A multi-faceted program, EP150, was developed by the Amistad Center and included observations by community leaders, award-winning student poetry and a range of musical selections. The centerpiece was the landmark Emancipation Proclamation’s 150th anniversary which was observed and celebrated, as President Abraham Lincoln was reenacted and recalled. (Including an in-character recitation of the Emancipation Proclamation and a memorable mock debate.)
The local program began after the second inaugural address of President Barack Obama, televised from Washington, DC. Attendees listened as he declared that “preserving our individual freedoms ultimately requires collective action,” having reaffirmed his oath of office with two Bibles – one previously used by Lincoln, the other by Rev. Dr. Martin Luther King, Jr.

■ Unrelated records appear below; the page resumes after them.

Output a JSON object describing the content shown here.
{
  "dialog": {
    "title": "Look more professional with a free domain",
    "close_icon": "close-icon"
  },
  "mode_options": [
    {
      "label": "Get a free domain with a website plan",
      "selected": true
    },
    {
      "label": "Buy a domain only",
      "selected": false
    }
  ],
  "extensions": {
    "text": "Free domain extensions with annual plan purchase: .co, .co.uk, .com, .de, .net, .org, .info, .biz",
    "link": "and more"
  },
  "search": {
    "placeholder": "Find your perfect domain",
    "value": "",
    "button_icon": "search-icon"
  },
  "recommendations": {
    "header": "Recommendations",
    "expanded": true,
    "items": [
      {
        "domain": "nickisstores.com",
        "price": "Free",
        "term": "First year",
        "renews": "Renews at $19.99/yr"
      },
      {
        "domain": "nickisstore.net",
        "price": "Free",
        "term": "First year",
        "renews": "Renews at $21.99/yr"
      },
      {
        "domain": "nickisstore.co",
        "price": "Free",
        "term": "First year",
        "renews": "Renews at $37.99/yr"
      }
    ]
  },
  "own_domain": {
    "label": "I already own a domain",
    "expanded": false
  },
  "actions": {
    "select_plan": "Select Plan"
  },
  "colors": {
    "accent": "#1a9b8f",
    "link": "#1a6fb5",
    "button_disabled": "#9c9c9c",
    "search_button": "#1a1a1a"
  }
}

The historic Wadsworth Atheneum, the nation’s oldest public art museum (pre-dating the Civil War), invited the community in at no charge to reflect on the life’s work of Dr. King on the anniversary of his birth.
The day-long kid-friendly programming included a recorded video of the renowned “I Have A Dream” speech, 50 years ago this summer, played within sight of an audience of local school children – many of whom had just completed a special activity – creating visual remembrances (hand-drawn lunch bags) honoring the children killed at Sandy Hook Elementary in Newtown last month.
The most poignant moments, given the intersection of historic figures and events, may have come in the poetic words delivered by about a half-dozen local students, winning participants in “What Emancipation/Freedom Means To Me” a competition sponsored by the Connecticut Civil War Commemoration Commission, the Amistad Center for Art & Culture, and the state’s African American Affairs Commission, for grade-schoolers through high school.
There’s more to the story, at http://ctbythenumbers.info/2013/01/21/in-hartford-on-inauguration-day-giving-meaning-to-freedom/